Some of my African American physician colleagues, when they’re in the hospital, will be handed bed sheets due to the mistaken assumption they’re custodial staff. If you’re a woman, you’re often mistaken for a nurse, even when your name badge is clearly displayed. The problem is not necessarily being confused for another important member of the care team (which includes all hospital staff), but that individuals refuse to treat women and racial/ethnic minority physicians as they would white or male physicians, even when their identities and roles have been made clear.
Are there other examples?
Women get called by other unprofessional terms. People call me “baby” or “sweetie” or “honey.” No one calls their male physician “baby.”
I highlighted several other studies on this topic of bias that manifests as erasure of one’s full identity. There was a powerful opinion piece in JAMA titled “My Name Is Not ‘Interpreter.’” It was written by a psychiatrist who talked about how, when he was a trainee, his attending physician would just call him “Interpreter” because he spoke Spanish. He also talks about being mistaken for a valet.
And I discussed some of the data about gender and racial bias around names. There have been a number of studies using resumes, where the researchers varied the gender or race of the applicant. And when it’s a black-sounding name or a female-sounding name, you get fewer call-backs, you’re perceived as less competent, or you get offered a lower salary.
What impacts do these biases end up having?
There are data that show when you remind women of their gender or African Americans of their race before a test, they do worse. It’s called “priming.” Tying all this together, the point is that, if you introduce a male speaker as Dr. Last Name and you introduce me as Christina, you’re priming the audience to remember him as a physician, a scholar, a thought-leader, but you’re not reminding them of the same thing about me. This may affect the way that the science is both delivered and received, resulting in a waste of resources that were used to generate it.
What do you wish people understood better?
The pushback is often: “So, someone calls you by your first name, so what?” Studies have shown that discrimination is associated with poor birth outcomes, elevated cortisol levels, and shorter telomere length. We know it’s wrong — morally and ethically — to discriminate against people. We know it affects health. But if those things alone were enough, we would have gotten rid of it already.
The business case for caring about these issues is that it results in ineffective use of human capital. A landmark study that was published two years ago showed that when patients are taken care of by female physicians, they do better. The study found patients treated by women were less likely to be readmitted to the hospital or to die within 30 days.
In June, National Institutes of Health Director Francis Collins, M.D., Ph.D, issued a public statement saying he would no longer speak on all-male panels. Do you think the field is starting to come around?
Yes, I do. I think social media and the #MeToo movement have drawn a lot of attention to issues of gender bias and sexual harassment — and empowered a lot of people to share their stories.

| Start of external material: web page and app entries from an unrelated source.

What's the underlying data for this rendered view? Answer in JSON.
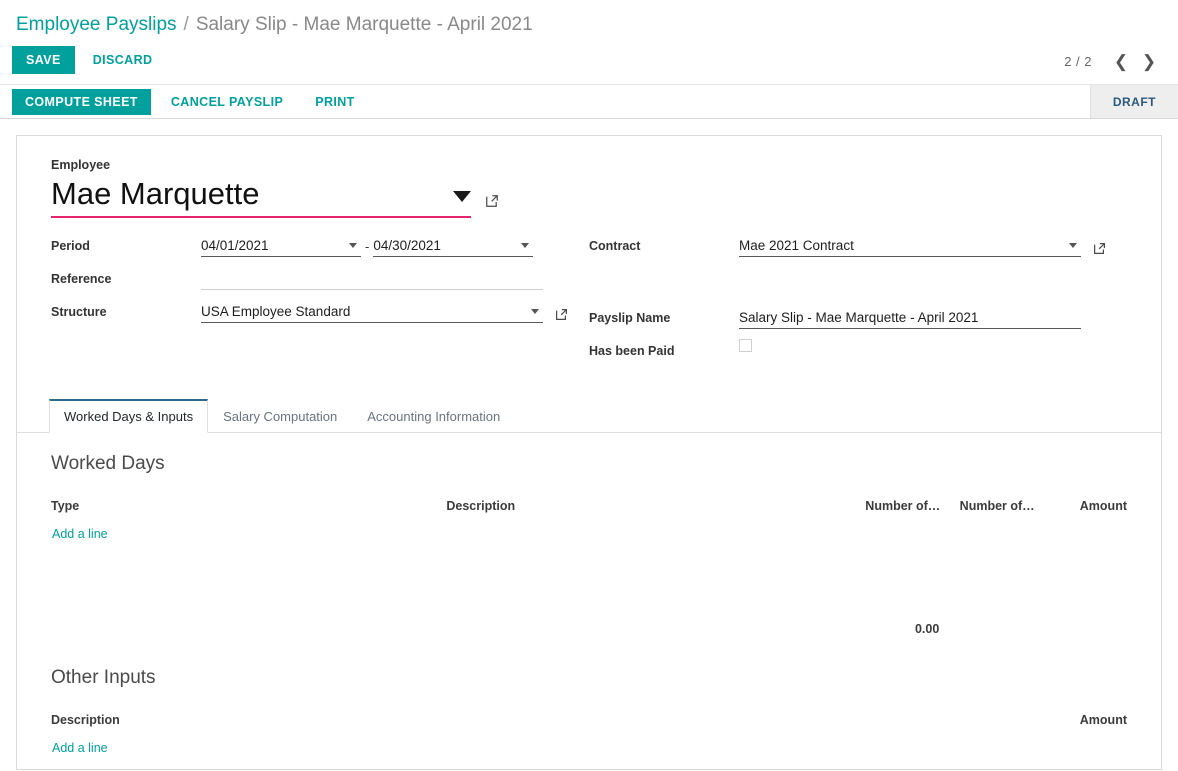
{
  "breadcrumb": {
    "root": "Employee Payslips",
    "separator": "/",
    "current": "Salary Slip - Mae Marquette - April 2021"
  },
  "controls": {
    "save_label": "SAVE",
    "discard_label": "DISCARD",
    "pager_count": "2 / 2",
    "prev_icon": "chevron-left",
    "next_icon": "chevron-right"
  },
  "action_bar": {
    "compute_sheet_label": "COMPUTE SHEET",
    "cancel_payslip_label": "CANCEL PAYSLIP",
    "print_label": "PRINT",
    "status": "DRAFT"
  },
  "form": {
    "employee_label": "Employee",
    "employee_value": "Mae Marquette",
    "period_label": "Period",
    "period_from": "04/01/2021",
    "period_dash": "-",
    "period_to": "04/30/2021",
    "reference_label": "Reference",
    "reference_value": "",
    "structure_label": "Structure",
    "structure_value": "USA Employee Standard",
    "contract_label": "Contract",
    "contract_value": "Mae 2021 Contract",
    "payslip_name_label": "Payslip Name",
    "payslip_name_value": "Salary Slip - Mae Marquette - April 2021",
    "has_been_paid_label": "Has been Paid",
    "has_been_paid_checked": false
  },
  "tabs": [
    {
      "label": "Worked Days & Inputs",
      "active": true
    },
    {
      "label": "Salary Computation",
      "active": false
    },
    {
      "label": "Accounting Information",
      "active": false
    }
  ],
  "worked_days": {
    "section_title": "Worked Days",
    "columns": {
      "type": "Type",
      "description": "Description",
      "number_of_1": "Number of…",
      "number_of_2": "Number of…",
      "amount": "Amount"
    },
    "add_line": "Add a line",
    "total_amount": "0.00",
    "rows": []
  },
  "other_inputs": {
    "section_title": "Other Inputs",
    "columns": {
      "description": "Description",
      "amount": "Amount"
    },
    "add_line": "Add a line",
    "rows": []
  },
  "colors": {
    "accent_teal": "#00A09D",
    "focus_pink": "#e6256e",
    "status_text": "#2a5a7a",
    "tab_active_border": "#2a6a8f"
  }
}
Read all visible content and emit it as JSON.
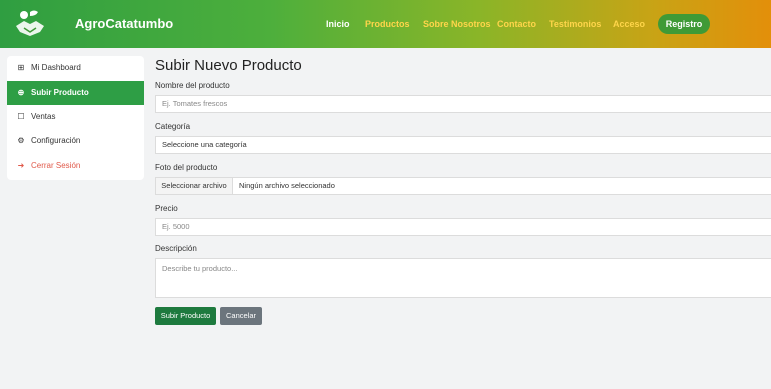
{
  "navbar": {
    "brand": "AgroCatatumbo",
    "links": [
      "Inicio",
      "Productos",
      "Sobre Nosotros",
      "Contacto",
      "Testimonios",
      "Acceso"
    ],
    "register_label": "Registro"
  },
  "sidebar": {
    "items": [
      {
        "label": "Mi Dashboard",
        "icon": "dashboard-icon"
      },
      {
        "label": "Subir Producto",
        "icon": "plus-circle-icon"
      },
      {
        "label": "Ventas",
        "icon": "shopping-bag-icon"
      },
      {
        "label": "Configuración",
        "icon": "gear-icon"
      },
      {
        "label": "Cerrar Sesión",
        "icon": "logout-icon"
      }
    ]
  },
  "form": {
    "title": "Subir Nuevo Producto",
    "name_label": "Nombre del producto",
    "name_placeholder": "Ej. Tomates frescos",
    "category_label": "Categoría",
    "category_value": "Seleccione una categoría",
    "photo_label": "Foto del producto",
    "file_button": "Seleccionar archivo",
    "file_status": "Ningún archivo seleccionado",
    "price_label": "Precio",
    "price_placeholder": "Ej. 5000",
    "description_label": "Descripción",
    "description_placeholder": "Describe tu producto...",
    "submit_label": "Subir Producto",
    "cancel_label": "Cancelar"
  },
  "colors": {
    "primary_green": "#2e9e45",
    "submit_green": "#1e7a3e",
    "nav_link_yellow": "#ffd54a",
    "logout_red": "#e0594a",
    "cancel_gray": "#6c757d"
  }
}
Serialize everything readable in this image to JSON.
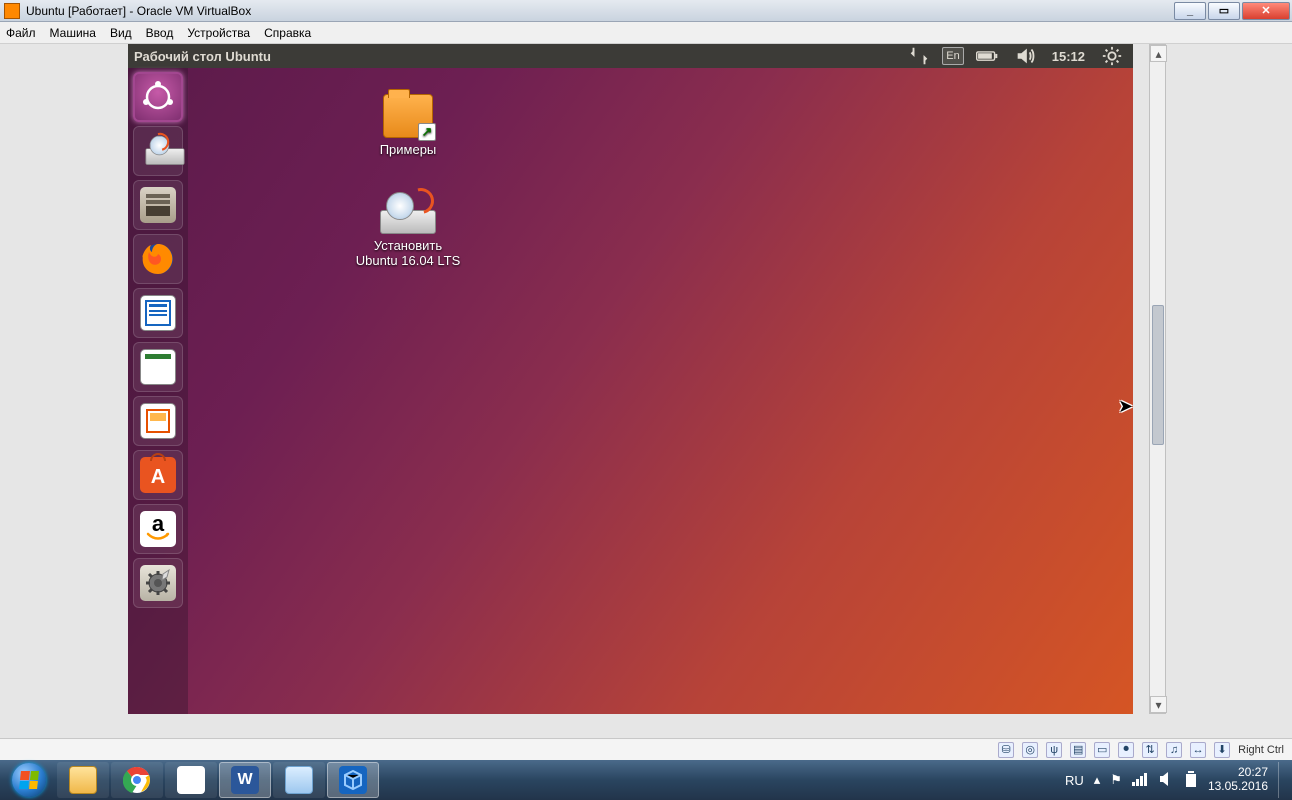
{
  "host_title": "Ubuntu [Работает] - Oracle VM VirtualBox",
  "vb_menu": {
    "file": "Файл",
    "machine": "Машина",
    "view": "Вид",
    "input": "Ввод",
    "devices": "Устройства",
    "help": "Справка"
  },
  "ubuntu": {
    "topbar_title": "Рабочий стол Ubuntu",
    "lang_indicator": "En",
    "clock": "15:12"
  },
  "desktop_icons": {
    "examples": "Примеры",
    "install_line1": "Установить",
    "install_line2": "Ubuntu 16.04 LTS"
  },
  "vb_status": {
    "hostkey": "Right Ctrl"
  },
  "host_tray": {
    "lang": "RU",
    "time": "20:27",
    "date": "13.05.2016"
  }
}
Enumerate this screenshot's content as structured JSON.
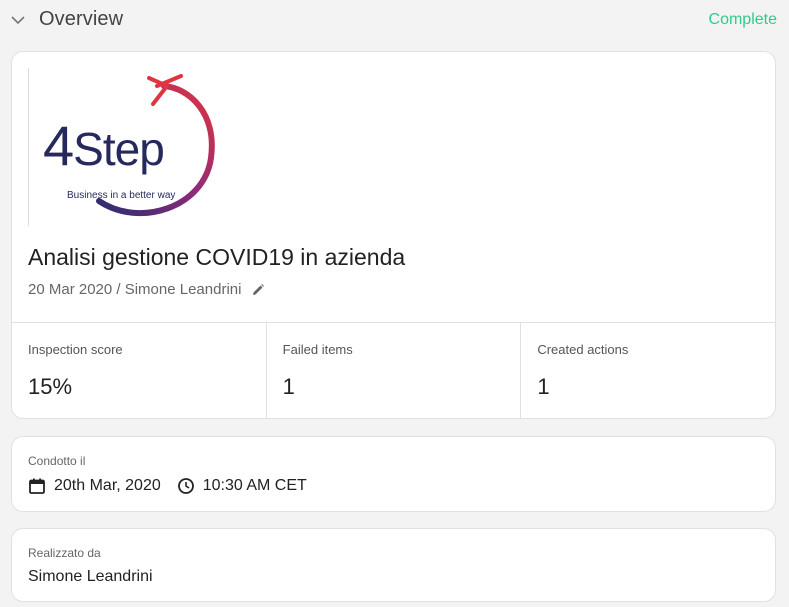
{
  "section": {
    "title": "Overview",
    "status": "Complete",
    "status_color": "#2ecc8a",
    "toggle_icon": "chevron-down-icon"
  },
  "logo": {
    "brand_number": "4",
    "brand_word": "Step",
    "tagline": "Business in a better way"
  },
  "audit": {
    "title": "Analisi gestione COVID19 in azienda",
    "meta": "20 Mar 2020 / Simone Leandrini",
    "edit_icon": "pencil-icon"
  },
  "stats": [
    {
      "label": "Inspection score",
      "value": "15%"
    },
    {
      "label": "Failed items",
      "value": "1"
    },
    {
      "label": "Created actions",
      "value": "1"
    }
  ],
  "conducted": {
    "label": "Condotto il",
    "date": "20th Mar, 2020",
    "date_icon": "calendar-icon",
    "time": "10:30 AM CET",
    "time_icon": "clock-icon"
  },
  "prepared": {
    "label": "Realizzato da",
    "name": "Simone Leandrini"
  }
}
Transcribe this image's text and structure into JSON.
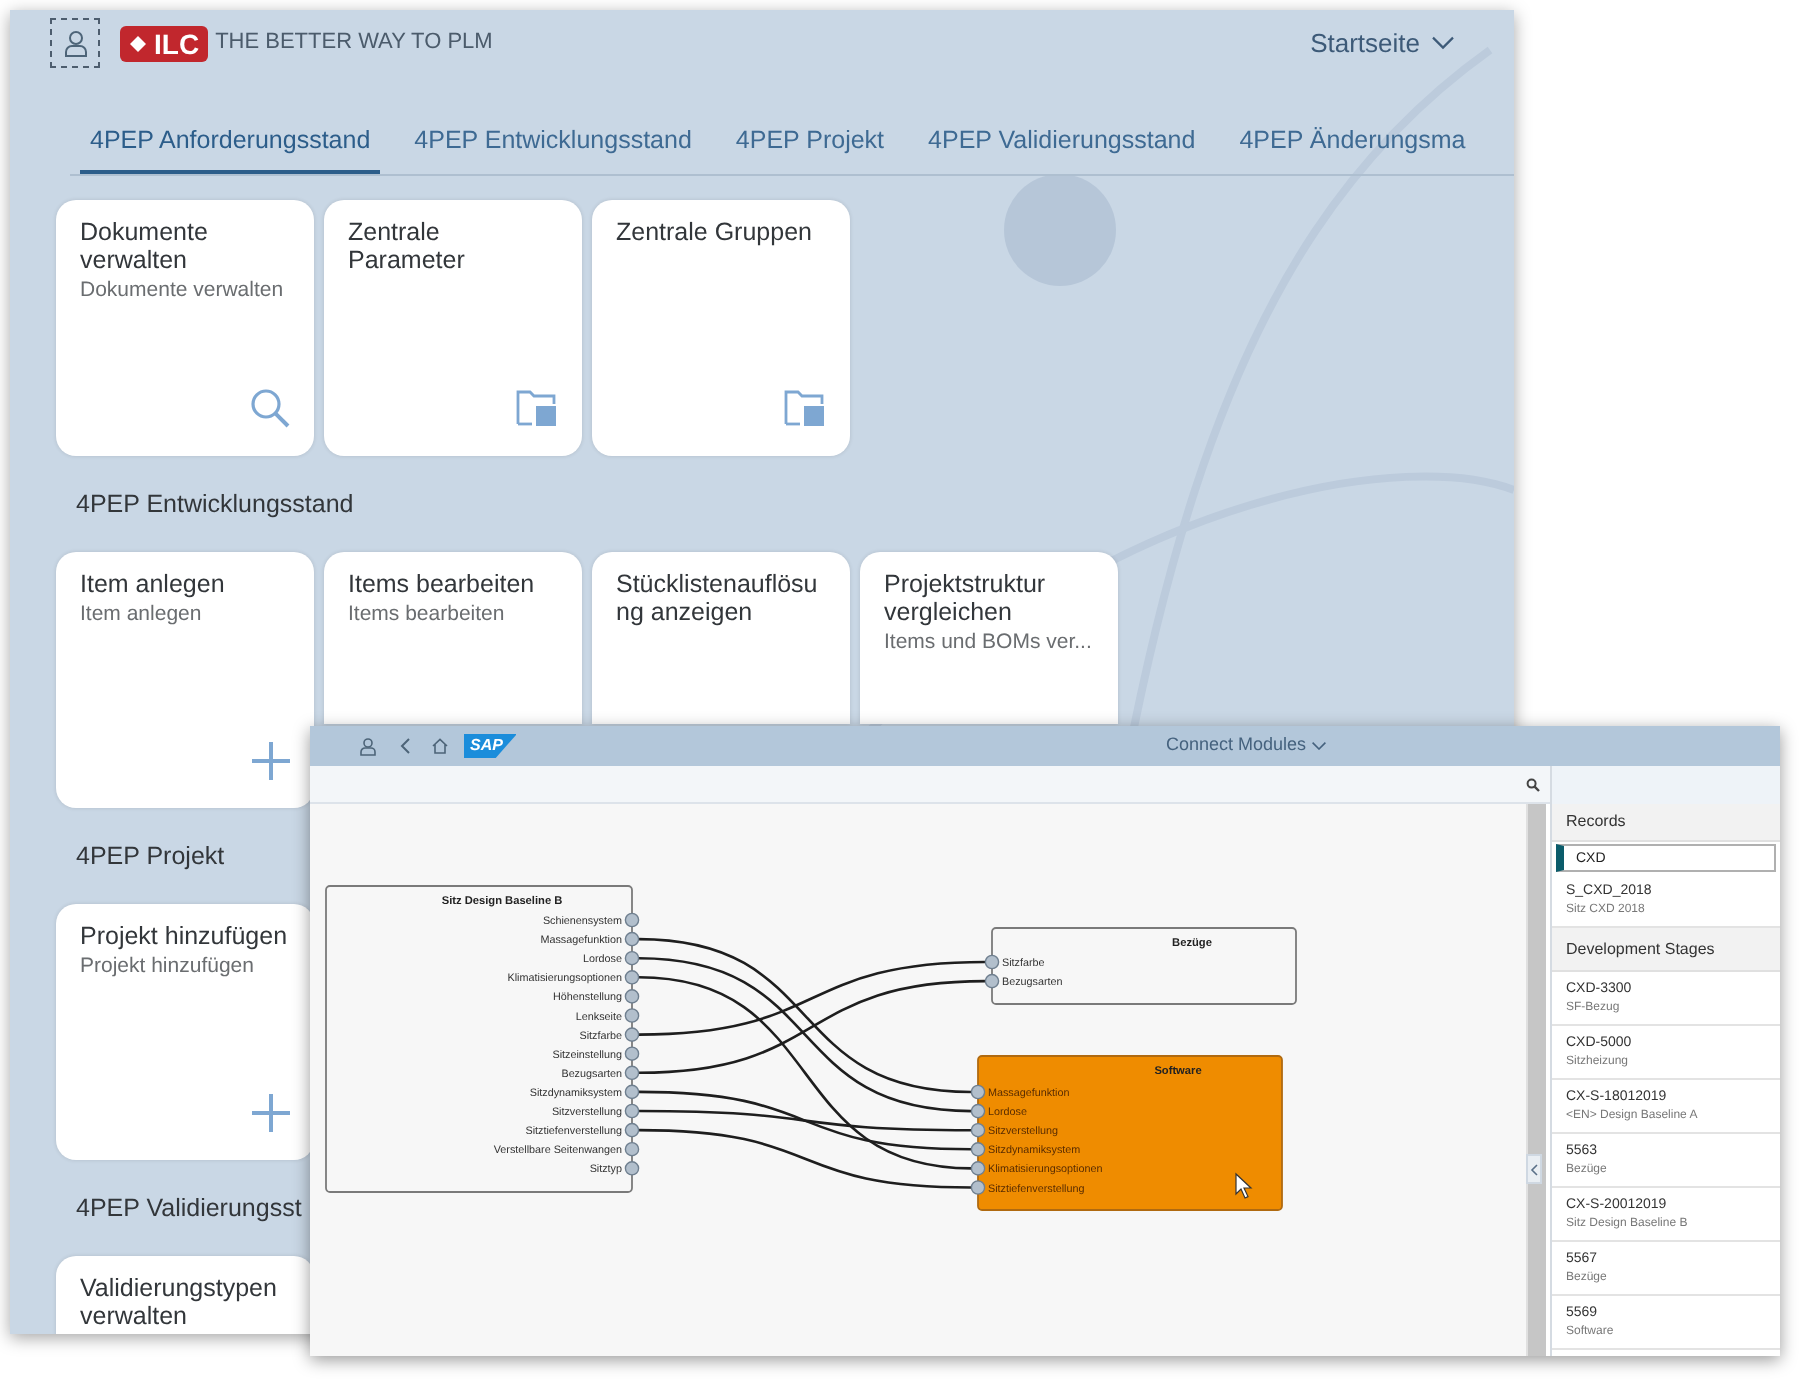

We need standardized processes to reduce bias — conference introductions, for example. We can’t just rely on individuals just being better and think that’s going to fix the problem. Tatiana Prowell, M.D., ASCO Cancer Education Committee chair-elect, for example, has expressed her commitment to ensuring all speakers and moderators receive a standardized professional form of address in education sessions at the 2020 meeting.
What’s your takeaway?
The point is that when we discriminate against individuals in our health care workforce, we don’t benefit fully from their abilities. The omission of credential is just the tip of the iceberg. Small gears turn larger cogs of bias.
We need to accept that, at this point, we have good data for discrimination. If this were a Phase 3 drug study, tomorrow everyone would be prescribing the drug.
Courtesy of Christina Chapman